What needs to be done → All of the records must be repeated exactly.

[Items from a dataset]
# # # # # # #

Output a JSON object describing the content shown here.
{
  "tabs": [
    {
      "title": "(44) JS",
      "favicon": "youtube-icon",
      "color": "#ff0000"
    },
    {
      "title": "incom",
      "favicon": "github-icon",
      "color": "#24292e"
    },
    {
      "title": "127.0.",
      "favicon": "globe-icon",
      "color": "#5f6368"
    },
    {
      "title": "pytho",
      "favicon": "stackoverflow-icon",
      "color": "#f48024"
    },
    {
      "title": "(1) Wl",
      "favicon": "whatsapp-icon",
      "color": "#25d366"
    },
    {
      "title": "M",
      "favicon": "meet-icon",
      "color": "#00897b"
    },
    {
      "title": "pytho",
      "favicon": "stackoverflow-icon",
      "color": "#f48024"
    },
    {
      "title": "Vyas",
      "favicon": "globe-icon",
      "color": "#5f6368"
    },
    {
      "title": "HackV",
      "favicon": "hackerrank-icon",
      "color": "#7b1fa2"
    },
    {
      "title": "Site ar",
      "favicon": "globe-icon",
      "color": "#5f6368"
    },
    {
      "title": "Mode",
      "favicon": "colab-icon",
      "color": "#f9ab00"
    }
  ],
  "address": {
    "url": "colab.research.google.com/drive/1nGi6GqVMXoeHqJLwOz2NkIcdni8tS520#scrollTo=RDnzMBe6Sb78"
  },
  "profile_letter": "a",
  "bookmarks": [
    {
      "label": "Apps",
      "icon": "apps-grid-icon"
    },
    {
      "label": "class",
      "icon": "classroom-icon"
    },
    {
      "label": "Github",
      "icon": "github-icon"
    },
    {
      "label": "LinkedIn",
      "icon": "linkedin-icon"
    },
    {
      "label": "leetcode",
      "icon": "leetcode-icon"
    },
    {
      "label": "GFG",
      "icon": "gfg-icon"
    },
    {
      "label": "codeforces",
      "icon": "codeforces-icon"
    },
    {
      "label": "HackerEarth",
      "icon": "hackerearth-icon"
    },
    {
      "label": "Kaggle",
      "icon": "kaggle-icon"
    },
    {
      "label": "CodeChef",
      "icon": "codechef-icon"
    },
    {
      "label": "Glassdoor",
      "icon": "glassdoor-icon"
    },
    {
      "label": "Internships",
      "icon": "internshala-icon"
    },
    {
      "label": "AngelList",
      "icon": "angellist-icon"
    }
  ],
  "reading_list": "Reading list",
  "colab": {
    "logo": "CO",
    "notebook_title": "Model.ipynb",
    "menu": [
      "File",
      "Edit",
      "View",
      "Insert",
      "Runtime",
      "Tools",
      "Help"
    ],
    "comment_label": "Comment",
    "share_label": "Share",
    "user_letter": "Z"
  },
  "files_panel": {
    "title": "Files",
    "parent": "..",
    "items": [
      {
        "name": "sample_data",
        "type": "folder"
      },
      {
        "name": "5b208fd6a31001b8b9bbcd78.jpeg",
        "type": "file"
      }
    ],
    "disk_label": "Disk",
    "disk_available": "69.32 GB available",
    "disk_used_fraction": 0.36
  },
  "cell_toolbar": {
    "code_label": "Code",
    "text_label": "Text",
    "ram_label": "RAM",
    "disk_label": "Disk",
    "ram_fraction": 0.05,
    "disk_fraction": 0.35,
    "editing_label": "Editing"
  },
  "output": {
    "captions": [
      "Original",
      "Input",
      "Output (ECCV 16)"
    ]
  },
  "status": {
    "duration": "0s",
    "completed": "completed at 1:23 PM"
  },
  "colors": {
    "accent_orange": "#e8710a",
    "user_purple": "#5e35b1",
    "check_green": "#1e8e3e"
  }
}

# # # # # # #

Problem solution →
Output a JSON object describing the content shown here.
{
  "tabs": [
    {
      "title": "(44) JS",
      "favicon": "youtube-icon",
      "color": "#ff0000"
    },
    {
      "title": "incom",
      "favicon": "github-icon",
      "color": "#24292e"
    },
    {
      "title": "127.0.",
      "favicon": "globe-icon",
      "color": "#5f6368"
    },
    {
      "title": "pytho",
      "favicon": "stackoverflow-icon",
      "color": "#f48024"
    },
    {
      "title": "(1) Wl",
      "favicon": "whatsapp-icon",
      "color": "#25d366"
    },
    {
      "title": "M",
      "favicon": "meet-icon",
      "color": "#00897b"
    },
    {
      "title": "pytho",
      "favicon": "stackoverflow-icon",
      "color": "#f48024"
    },
    {
      "title": "Vyas",
      "favicon": "globe-icon",
      "color": "#5f6368"
    },
    {
      "title": "HackV",
      "favicon": "hackerrank-icon",
      "color": "#7b1fa2"
    },
    {
      "title": "Site ar",
      "favicon": "globe-icon",
      "color": "#5f6368"
    },
    {
      "title": "Mode",
      "favicon": "colab-icon",
      "color": "#f9ab00"
    }
  ],
  "address": {
    "url": "colab.research.google.com/drive/1nGi6GqVMXoeHqJLwOz2NkIcdni8tS520#scrollTo=RDnzMBe6Sb78"
  },
  "profile_letter": "a",
  "bookmarks": [
    {
      "label": "Apps",
      "icon": "apps-grid-icon"
    },
    {
      "label": "class",
      "icon": "classroom-icon"
    },
    {
      "label": "Github",
      "icon": "github-icon"
    },
    {
      "label": "LinkedIn",
      "icon": "linkedin-icon"
    },
    {
      "label": "leetcode",
      "icon": "leetcode-icon"
    },
    {
      "label": "GFG",
      "icon": "gfg-icon"
    },
    {
      "label": "codeforces",
      "icon": "codeforces-icon"
    },
    {
      "label": "HackerEarth",
      "icon": "hackerearth-icon"
    },
    {
      "label": "Kaggle",
      "icon": "kaggle-icon"
    },
    {
      "label": "CodeChef",
      "icon": "codechef-icon"
    },
    {
      "label": "Glassdoor",
      "icon": "glassdoor-icon"
    },
    {
      "label": "Internships",
      "icon": "internshala-icon"
    },
    {
      "label": "AngelList",
      "icon": "angellist-icon"
    }
  ],
  "reading_list": "Reading list",
  "colab": {
    "logo": "CO",
    "notebook_title": "Model.ipynb",
    "menu": [
      "File",
      "Edit",
      "View",
      "Insert",
      "Runtime",
      "Tools",
      "Help"
    ],
    "comment_label": "Comment",
    "share_label": "Share",
    "user_letter": "Z"
  },
  "files_panel": {
    "title": "Files",
    "parent": "..",
    "items": [
      {
        "name": "sample_data",
        "type": "folder"
      },
      {
        "name": "5b208fd6a31001b8b9bbcd78.jpeg",
        "type": "file"
      }
    ],
    "disk_label": "Disk",
    "disk_available": "69.32 GB available",
    "disk_used_fraction": 0.36
  },
  "cell_toolbar": {
    "code_label": "Code",
    "text_label": "Text",
    "ram_label": "RAM",
    "disk_label": "Disk",
    "ram_fraction": 0.05,
    "disk_fraction": 0.35,
    "editing_label": "Editing"
  },
  "output": {
    "captions": [
      "Original",
      "Input",
      "Output (ECCV 16)"
    ]
  },
  "status": {
    "duration": "0s",
    "completed": "completed at 1:23 PM"
  },
  "colors": {
    "accent_orange": "#e8710a",
    "user_purple": "#5e35b1",
    "check_green": "#1e8e3e"
  }
}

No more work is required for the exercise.